“We’re seeing these huge spikes in COVID-19 cases. This is dangerous, and people need to heed the warnings out there. We’re being very strict in our office, and if you’re an employee, you’re getting your temperature taken and you’re wearing a mask. We’re really trying to deal with this right now,” he added.
Voters throughout the state will encounter a variety of protective measures if they decide to cast ballots in person during the Aug. 18 primary elections and Nov. 3 general election.
For example, while Latimer will test the temperatures of poll workers, he won’t require voters to subject to thermometer screens. Neither will Broward County Supervisor of Elections Pete Antonacci, who was appointed by former Gov. Rick Scott two years ago to head the state’s second-largest elections office.
“I’m not conditioning anybody’s constitutional right,” Antonacci told the News Service, adding that thermometers and face masks will be available for voters, if they want them.
But Earley said some Leon County polling sites might require temperature checks on Election Day.

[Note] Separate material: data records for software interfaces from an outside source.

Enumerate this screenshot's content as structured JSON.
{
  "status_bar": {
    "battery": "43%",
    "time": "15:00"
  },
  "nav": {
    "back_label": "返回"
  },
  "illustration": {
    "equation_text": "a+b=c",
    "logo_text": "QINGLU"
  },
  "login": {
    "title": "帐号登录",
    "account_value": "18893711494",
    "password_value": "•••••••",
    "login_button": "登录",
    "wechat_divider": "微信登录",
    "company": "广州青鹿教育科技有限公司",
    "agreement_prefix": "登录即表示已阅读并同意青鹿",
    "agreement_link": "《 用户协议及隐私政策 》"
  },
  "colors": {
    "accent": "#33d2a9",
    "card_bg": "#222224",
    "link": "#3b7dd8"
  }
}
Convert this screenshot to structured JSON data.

“If that’s what a polling site requires, we cannot force them to change that. We do have the option of moving voters out of that site to a new location. So that is a decision point we are trying to weigh as we make our final plans for the upcoming elections,” he said.

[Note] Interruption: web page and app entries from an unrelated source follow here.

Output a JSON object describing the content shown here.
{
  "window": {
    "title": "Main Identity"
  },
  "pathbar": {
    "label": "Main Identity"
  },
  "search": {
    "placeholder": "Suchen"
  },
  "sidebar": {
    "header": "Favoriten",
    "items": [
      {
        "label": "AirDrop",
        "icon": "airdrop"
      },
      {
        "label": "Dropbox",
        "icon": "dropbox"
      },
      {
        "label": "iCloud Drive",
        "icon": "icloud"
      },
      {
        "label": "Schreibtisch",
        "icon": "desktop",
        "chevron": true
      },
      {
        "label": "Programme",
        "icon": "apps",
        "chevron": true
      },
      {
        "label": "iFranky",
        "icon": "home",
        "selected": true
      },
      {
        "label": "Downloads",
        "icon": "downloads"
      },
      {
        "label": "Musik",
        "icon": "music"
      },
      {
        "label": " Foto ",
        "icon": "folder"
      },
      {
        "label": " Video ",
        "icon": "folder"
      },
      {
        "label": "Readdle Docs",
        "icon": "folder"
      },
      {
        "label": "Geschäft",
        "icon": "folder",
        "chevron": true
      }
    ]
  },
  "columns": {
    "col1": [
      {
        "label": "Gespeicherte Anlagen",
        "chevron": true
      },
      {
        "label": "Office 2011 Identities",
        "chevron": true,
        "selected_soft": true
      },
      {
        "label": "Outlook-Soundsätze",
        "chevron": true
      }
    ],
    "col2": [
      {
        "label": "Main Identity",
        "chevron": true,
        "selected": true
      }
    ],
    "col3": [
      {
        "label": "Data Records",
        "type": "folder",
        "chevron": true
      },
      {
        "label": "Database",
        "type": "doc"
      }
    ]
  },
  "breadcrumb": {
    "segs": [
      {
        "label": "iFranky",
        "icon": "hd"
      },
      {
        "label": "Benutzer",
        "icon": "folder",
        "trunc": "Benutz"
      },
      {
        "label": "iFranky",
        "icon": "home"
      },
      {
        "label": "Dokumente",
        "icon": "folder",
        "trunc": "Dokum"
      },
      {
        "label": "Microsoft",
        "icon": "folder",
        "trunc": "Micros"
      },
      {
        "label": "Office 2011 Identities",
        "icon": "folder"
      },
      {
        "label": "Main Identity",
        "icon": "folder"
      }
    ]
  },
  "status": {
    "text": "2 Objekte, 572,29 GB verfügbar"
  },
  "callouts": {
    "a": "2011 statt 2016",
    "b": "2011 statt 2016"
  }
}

To minimize contact during in-person voting, Antonacci said voters no longer will have to hand their driver’s licenses to poll workers before obtaining their ballots.
“We’ve ditched all that, and we have a handheld device that can read your DL,” he said.
He’s also providing single-use, plastic-encased pens for voters to sign in and to fill out their ballots.
“Every facility will have lots of hand sanitizers, lots of alcohol, lots of hand wipes. We’re just going to stock them up,” Antonacci added.
Like Antonacci and other supervisors, Earley is stocking up on disinfecting supplies, and he’s giving each polling site an extra $200 to cover deep-cleaning expenses after the elections.
Although President Donald Trump frequently disparages the vote-by-mail process as an opportunity for fraud, county elections officials, for the most part, are encouraging voters to cast their ballots by mail, an option that’s been available to Floridians since 2002.
Some supervisors expect to see requests for mail-in ballots double.
“We have nonpartisan support for vote-by-mail in this state. It’s an approved method. It’s a state method. Even the president used it,” Latimer said.
Earley called mail-in voting an “insurance policy” for voters, amid the uncertainty caused by COVID-19.
“This is such a dynamic and changing situation,” he said. “We’re trying to have flexible plans … and it might turn out that it’s not a big deal in August. But then, this fall could make what we’ve gone through this past spring look like child’s play.”
The supervisors warned that Floridians who show up in person to cast ballots — especially on Election Day — need to be patient.
“It’s going to be a slower process. We are going to be social distancing. We do have the privacy booths spread out a little bit. We’re reducing the touchpoints for our poll workers. We’re going to be wiping things down,” Latimer said.
In Broward County, which has been notorious for submitting election results long after the polls close at 7 p.m., people “have to have reasonable expectations about the results on election night,” Antonacci said.
“For my part, I’m going to break my neck to beat Miami and West Palm,” he quipped, pointing to Broward’s southern and northern neighbors. “Competition is good. And it’s the one measuring stick regular people understand.”
Republished with permission of the News Service of Florida.